Board Member of FECIF, Chairperson of FEPI, and Partner at The Spectrum IFA Group
The Insurance Distribution Directive – Are you ready?
Since 2005, insurance intermediaries have operated under the rules of Directive (2002/92/EC) – the Insurance Mediation Directive (IMD). This has now been replaced by the EU Directive 2016/97 – the Insurance Distribution Directive (IDD). The IDD applies to all forms of insurance, for example, car, household and travel insurance through to life insurance.
Originally, the IDD should have applied from 23rd February 2018. However, despite the two-year transition period foreseen following the publication of the IDD, by late 2017, it was identified that some insurance distributors would not be ready to meet the deadline. Arising out of this, the European Parliament and 16 Member States requested a postponement and subsequently, the deadline for the application of the rules was pushed back to 1st October 2018. The new date also applies to the application of the two Commission Delegated Regulations on Product Oversight & Governance and Conduct of Business Rules.
Member States Regulators are obliged to transpose EU law into national law by the due dates that are set and inform the Commission that this has been done. However, as concerns IDD this has still not been done by all Member States, as can be seen at the following link:
In effect, this leaves insurance intermediaries in those Members States that have not met the deadline in a vacuum, since the IMD is repealed from 1st October 2018 and the IDD has not been transposed into the national law.

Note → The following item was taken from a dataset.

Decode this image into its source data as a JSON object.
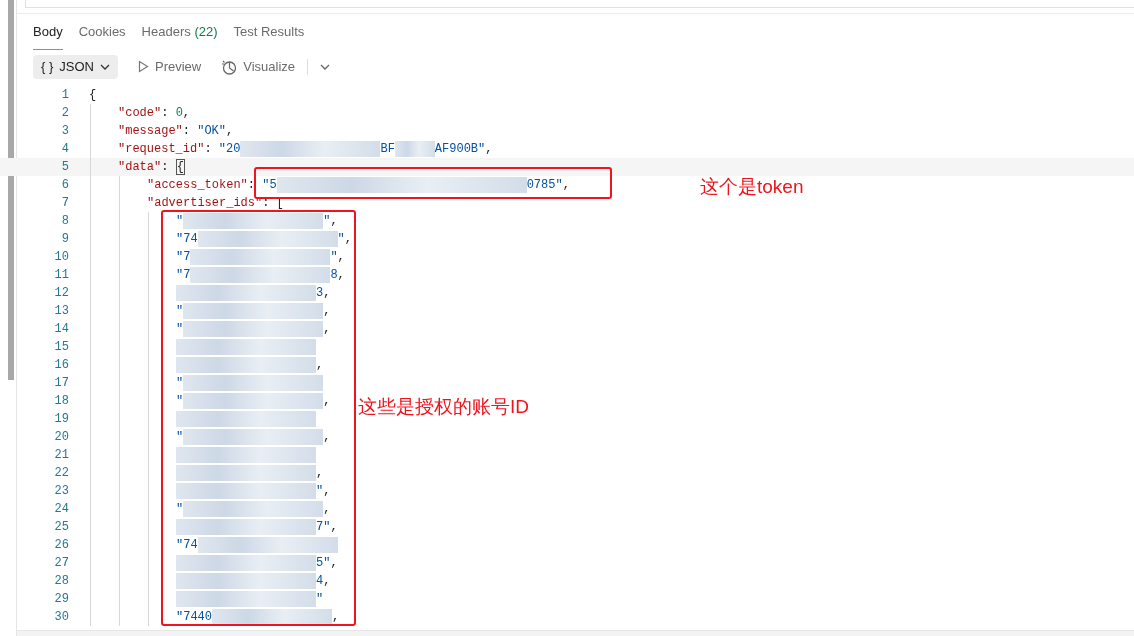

This also results in consumers being less protected since they no longer have the ‘shelter’ of IMD. It is therefore incumbent upon the European Commission to take infringement measures against those Member States that have not met the deadline, as soon as possible.
Under the new IDD framework, retail investors buying insurance products will benefit from rules on transparency and business conduct to help consumers avoid buying products that do not meet their needs. The rules applying to Insurance Based Investment Products (IBIPs) are particularly more stringent under IDD than under IMD. IBIPs are also subject to the PRIIPS Regulation for which the main goal is to enhance investor protection standards for retail clients. As such, potential investors must be provided with a standardised Key Information Document (KID) in ‘sufficient’ time prior to entering into the contract.
When advising on IBIPs, insurance distributors are required to obtain all necessary information from the client to be able to recommend suitable investment solutions. Inspired by MiFID II standards, this includes the client’s knowledge and experience in the relevant investment field, financial situation (including ability to bear losses), investment objectives (including risk tolerance) and ESG preferences. Client reviews must also take place at least annually.
In reality, for many independent insurance intermediaries, this is no different than the way they have operated pre-IDD (although many advisers may need training about ESG policies before they can discuss this subject with clients). However, for others, this results in major changes to the way they conduct business.
Overall, the IDD sets minimum harmonisation standards. However, Member States can introduce rules which surpass IDD standards. One example of this is Spain, which has draft legislation in its Parliament to introduce a commission ban for independent insurance brokers (but not for tied or multi-tied intermediaries). However, since Spain is one of the Member States that has not met the IDD deadline, here lies an immediate problem. Rather like Brexit, those affected are left in a position to plan for an outcome that may or may not happen. Should the product manufacturers and independent insurance brokers change their business model just in case the change on inducements goes through?